Activity: Exclude the pictures, and otherwise reproduce the data in full.

Input data:
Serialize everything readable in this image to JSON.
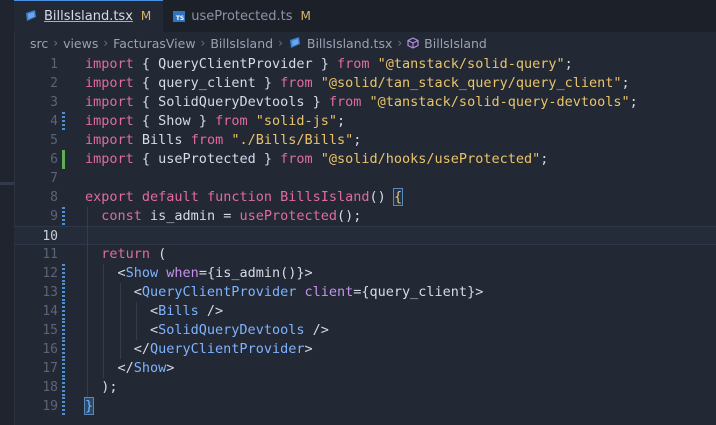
{
  "tabs": [
    {
      "name": "BillsIsland.tsx",
      "modified": "M",
      "icon": "react-icon",
      "active": true
    },
    {
      "name": "useProtected.ts",
      "modified": "M",
      "icon": "ts-icon",
      "active": false
    }
  ],
  "ts_badge": "TS",
  "breadcrumb": [
    "src",
    "views",
    "FacturasView",
    "BillsIsland",
    "BillsIsland.tsx",
    "BillsIsland"
  ],
  "current_line": 10,
  "lines": [
    {
      "n": "1",
      "mark": "",
      "tokens": [
        [
          "kw",
          "import"
        ],
        [
          "br",
          " { "
        ],
        [
          "id",
          "QueryClientProvider"
        ],
        [
          "br",
          " } "
        ],
        [
          "kw",
          "from"
        ],
        [
          "br",
          " "
        ],
        [
          "str",
          "\"@tanstack/solid-query\""
        ],
        [
          "br",
          ";"
        ]
      ]
    },
    {
      "n": "2",
      "mark": "",
      "tokens": [
        [
          "kw",
          "import"
        ],
        [
          "br",
          " { "
        ],
        [
          "id",
          "query_client"
        ],
        [
          "br",
          " } "
        ],
        [
          "kw",
          "from"
        ],
        [
          "br",
          " "
        ],
        [
          "str",
          "\"@solid/tan_stack_query/query_client\""
        ],
        [
          "br",
          ";"
        ]
      ]
    },
    {
      "n": "3",
      "mark": "",
      "tokens": [
        [
          "kw",
          "import"
        ],
        [
          "br",
          " { "
        ],
        [
          "id",
          "SolidQueryDevtools"
        ],
        [
          "br",
          " } "
        ],
        [
          "kw",
          "from"
        ],
        [
          "br",
          " "
        ],
        [
          "str",
          "\"@tanstack/solid-query-devtools\""
        ],
        [
          "br",
          ";"
        ]
      ]
    },
    {
      "n": "4",
      "mark": "mod",
      "tokens": [
        [
          "kw",
          "import"
        ],
        [
          "br",
          " { "
        ],
        [
          "id",
          "Show"
        ],
        [
          "br",
          " } "
        ],
        [
          "kw",
          "from"
        ],
        [
          "br",
          " "
        ],
        [
          "str",
          "\"solid-js\""
        ],
        [
          "br",
          ";"
        ]
      ]
    },
    {
      "n": "5",
      "mark": "",
      "tokens": [
        [
          "kw",
          "import"
        ],
        [
          "br",
          " "
        ],
        [
          "id",
          "Bills"
        ],
        [
          "br",
          " "
        ],
        [
          "kw",
          "from"
        ],
        [
          "br",
          " "
        ],
        [
          "str",
          "\"./Bills/Bills\""
        ],
        [
          "br",
          ";"
        ]
      ]
    },
    {
      "n": "6",
      "mark": "add",
      "tokens": [
        [
          "kw",
          "import"
        ],
        [
          "br",
          " { "
        ],
        [
          "id",
          "useProtected"
        ],
        [
          "br",
          " } "
        ],
        [
          "kw",
          "from"
        ],
        [
          "br",
          " "
        ],
        [
          "str",
          "\"@solid/hooks/useProtected\""
        ],
        [
          "br",
          ";"
        ]
      ]
    },
    {
      "n": "7",
      "mark": "",
      "tokens": []
    },
    {
      "n": "8",
      "mark": "",
      "tokens": [
        [
          "kw",
          "export"
        ],
        [
          "br",
          " "
        ],
        [
          "kw",
          "default"
        ],
        [
          "br",
          " "
        ],
        [
          "kw",
          "function"
        ],
        [
          "br",
          " "
        ],
        [
          "fn",
          "BillsIsland"
        ],
        [
          "br",
          "() "
        ],
        [
          "brace-hl",
          "{"
        ]
      ]
    },
    {
      "n": "9",
      "mark": "mod",
      "tokens": [
        [
          "br",
          "  "
        ],
        [
          "kw",
          "const"
        ],
        [
          "br",
          " "
        ],
        [
          "id",
          "is_admin"
        ],
        [
          "br",
          " = "
        ],
        [
          "fn",
          "useProtected"
        ],
        [
          "br",
          "();"
        ]
      ]
    },
    {
      "n": "10",
      "mark": "",
      "tokens": []
    },
    {
      "n": "11",
      "mark": "",
      "tokens": [
        [
          "br",
          "  "
        ],
        [
          "kw",
          "return"
        ],
        [
          "br",
          " ("
        ]
      ]
    },
    {
      "n": "12",
      "mark": "mod",
      "tokens": [
        [
          "br",
          "    <"
        ],
        [
          "tag",
          "Show"
        ],
        [
          "br",
          " "
        ],
        [
          "attr",
          "when"
        ],
        [
          "br",
          "={"
        ],
        [
          "id",
          "is_admin"
        ],
        [
          "br",
          "()}>"
        ]
      ]
    },
    {
      "n": "13",
      "mark": "mod",
      "tokens": [
        [
          "br",
          "      <"
        ],
        [
          "tag",
          "QueryClientProvider"
        ],
        [
          "br",
          " "
        ],
        [
          "attr",
          "client"
        ],
        [
          "br",
          "={"
        ],
        [
          "id",
          "query_client"
        ],
        [
          "br",
          "}>"
        ]
      ]
    },
    {
      "n": "14",
      "mark": "mod",
      "tokens": [
        [
          "br",
          "        <"
        ],
        [
          "tag",
          "Bills"
        ],
        [
          "br",
          " />"
        ]
      ]
    },
    {
      "n": "15",
      "mark": "mod",
      "tokens": [
        [
          "br",
          "        <"
        ],
        [
          "tag",
          "SolidQueryDevtools"
        ],
        [
          "br",
          " />"
        ]
      ]
    },
    {
      "n": "16",
      "mark": "mod",
      "tokens": [
        [
          "br",
          "      </"
        ],
        [
          "tag",
          "QueryClientProvider"
        ],
        [
          "br",
          ">"
        ]
      ]
    },
    {
      "n": "17",
      "mark": "mod",
      "tokens": [
        [
          "br",
          "    </"
        ],
        [
          "tag",
          "Show"
        ],
        [
          "br",
          ">"
        ]
      ]
    },
    {
      "n": "18",
      "mark": "mod",
      "tokens": [
        [
          "br",
          "  );"
        ]
      ]
    },
    {
      "n": "19",
      "mark": "mod",
      "tokens": [
        [
          "brace-hl2",
          "}"
        ]
      ]
    }
  ]
}
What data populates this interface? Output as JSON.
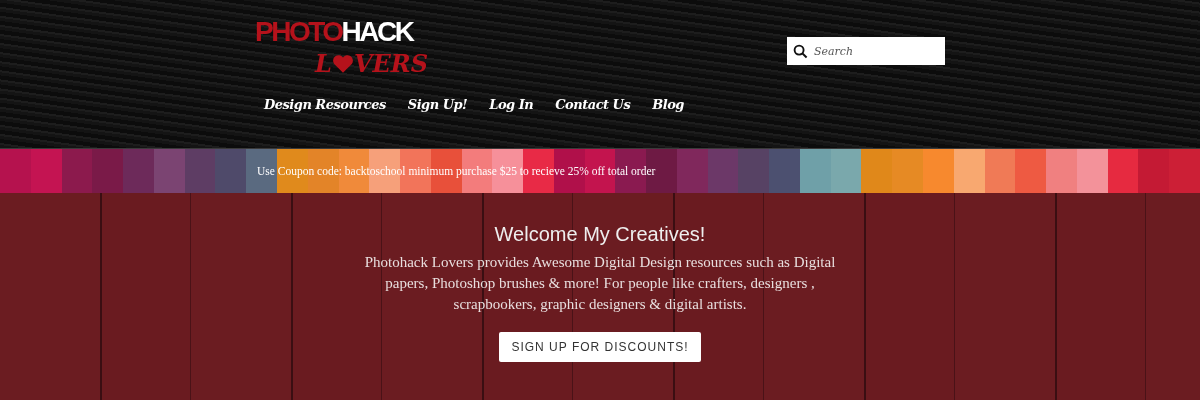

Solution to the exercise:
Serialize everything readable in this image to JSON.
{
  "tabs": [
    {
      "name": "BillsIsland.tsx",
      "modified": "M",
      "icon": "react-icon",
      "active": true
    },
    {
      "name": "useProtected.ts",
      "modified": "M",
      "icon": "ts-icon",
      "active": false
    }
  ],
  "ts_badge": "TS",
  "breadcrumb": [
    "src",
    "views",
    "FacturasView",
    "BillsIsland",
    "BillsIsland.tsx",
    "BillsIsland"
  ],
  "current_line": 10,
  "lines": [
    {
      "n": "1",
      "mark": "",
      "tokens": [
        [
          "kw",
          "import"
        ],
        [
          "br",
          " { "
        ],
        [
          "id",
          "QueryClientProvider"
        ],
        [
          "br",
          " } "
        ],
        [
          "kw",
          "from"
        ],
        [
          "br",
          " "
        ],
        [
          "str",
          "\"@tanstack/solid-query\""
        ],
        [
          "br",
          ";"
        ]
      ]
    },
    {
      "n": "2",
      "mark": "",
      "tokens": [
        [
          "kw",
          "import"
        ],
        [
          "br",
          " { "
        ],
        [
          "id",
          "query_client"
        ],
        [
          "br",
          " } "
        ],
        [
          "kw",
          "from"
        ],
        [
          "br",
          " "
        ],
        [
          "str",
          "\"@solid/tan_stack_query/query_client\""
        ],
        [
          "br",
          ";"
        ]
      ]
    },
    {
      "n": "3",
      "mark": "",
      "tokens": [
        [
          "kw",
          "import"
        ],
        [
          "br",
          " { "
        ],
        [
          "id",
          "SolidQueryDevtools"
        ],
        [
          "br",
          " } "
        ],
        [
          "kw",
          "from"
        ],
        [
          "br",
          " "
        ],
        [
          "str",
          "\"@tanstack/solid-query-devtools\""
        ],
        [
          "br",
          ";"
        ]
      ]
    },
    {
      "n": "4",
      "mark": "mod",
      "tokens": [
        [
          "kw",
          "import"
        ],
        [
          "br",
          " { "
        ],
        [
          "id",
          "Show"
        ],
        [
          "br",
          " } "
        ],
        [
          "kw",
          "from"
        ],
        [
          "br",
          " "
        ],
        [
          "str",
          "\"solid-js\""
        ],
        [
          "br",
          ";"
        ]
      ]
    },
    {
      "n": "5",
      "mark": "",
      "tokens": [
        [
          "kw",
          "import"
        ],
        [
          "br",
          " "
        ],
        [
          "id",
          "Bills"
        ],
        [
          "br",
          " "
        ],
        [
          "kw",
          "from"
        ],
        [
          "br",
          " "
        ],
        [
          "str",
          "\"./Bills/Bills\""
        ],
        [
          "br",
          ";"
        ]
      ]
    },
    {
      "n": "6",
      "mark": "add",
      "tokens": [
        [
          "kw",
          "import"
        ],
        [
          "br",
          " { "
        ],
        [
          "id",
          "useProtected"
        ],
        [
          "br",
          " } "
        ],
        [
          "kw",
          "from"
        ],
        [
          "br",
          " "
        ],
        [
          "str",
          "\"@solid/hooks/useProtected\""
        ],
        [
          "br",
          ";"
        ]
      ]
    },
    {
      "n": "7",
      "mark": "",
      "tokens": []
    },
    {
      "n": "8",
      "mark": "",
      "tokens": [
        [
          "kw",
          "export"
        ],
        [
          "br",
          " "
        ],
        [
          "kw",
          "default"
        ],
        [
          "br",
          " "
        ],
        [
          "kw",
          "function"
        ],
        [
          "br",
          " "
        ],
        [
          "fn",
          "BillsIsland"
        ],
        [
          "br",
          "() "
        ],
        [
          "brace-hl",
          "{"
        ]
      ]
    },
    {
      "n": "9",
      "mark": "mod",
      "tokens": [
        [
          "br",
          "  "
        ],
        [
          "kw",
          "const"
        ],
        [
          "br",
          " "
        ],
        [
          "id",
          "is_admin"
        ],
        [
          "br",
          " = "
        ],
        [
          "fn",
          "useProtected"
        ],
        [
          "br",
          "();"
        ]
      ]
    },
    {
      "n": "10",
      "mark": "",
      "tokens": []
    },
    {
      "n": "11",
      "mark": "",
      "tokens": [
        [
          "br",
          "  "
        ],
        [
          "kw",
          "return"
        ],
        [
          "br",
          " ("
        ]
      ]
    },
    {
      "n": "12",
      "mark": "mod",
      "tokens": [
        [
          "br",
          "    <"
        ],
        [
          "tag",
          "Show"
        ],
        [
          "br",
          " "
        ],
        [
          "attr",
          "when"
        ],
        [
          "br",
          "={"
        ],
        [
          "id",
          "is_admin"
        ],
        [
          "br",
          "()}>"
        ]
      ]
    },
    {
      "n": "13",
      "mark": "mod",
      "tokens": [
        [
          "br",
          "      <"
        ],
        [
          "tag",
          "QueryClientProvider"
        ],
        [
          "br",
          " "
        ],
        [
          "attr",
          "client"
        ],
        [
          "br",
          "={"
        ],
        [
          "id",
          "query_client"
        ],
        [
          "br",
          "}>"
        ]
      ]
    },
    {
      "n": "14",
      "mark": "mod",
      "tokens": [
        [
          "br",
          "        <"
        ],
        [
          "tag",
          "Bills"
        ],
        [
          "br",
          " />"
        ]
      ]
    },
    {
      "n": "15",
      "mark": "mod",
      "tokens": [
        [
          "br",
          "        <"
        ],
        [
          "tag",
          "SolidQueryDevtools"
        ],
        [
          "br",
          " />"
        ]
      ]
    },
    {
      "n": "16",
      "mark": "mod",
      "tokens": [
        [
          "br",
          "      </"
        ],
        [
          "tag",
          "QueryClientProvider"
        ],
        [
          "br",
          ">"
        ]
      ]
    },
    {
      "n": "17",
      "mark": "mod",
      "tokens": [
        [
          "br",
          "    </"
        ],
        [
          "tag",
          "Show"
        ],
        [
          "br",
          ">"
        ]
      ]
    },
    {
      "n": "18",
      "mark": "mod",
      "tokens": [
        [
          "br",
          "  );"
        ]
      ]
    },
    {
      "n": "19",
      "mark": "mod",
      "tokens": [
        [
          "brace-hl2",
          "}"
        ]
      ]
    }
  ]
}
What data populates this interface? Output as JSON.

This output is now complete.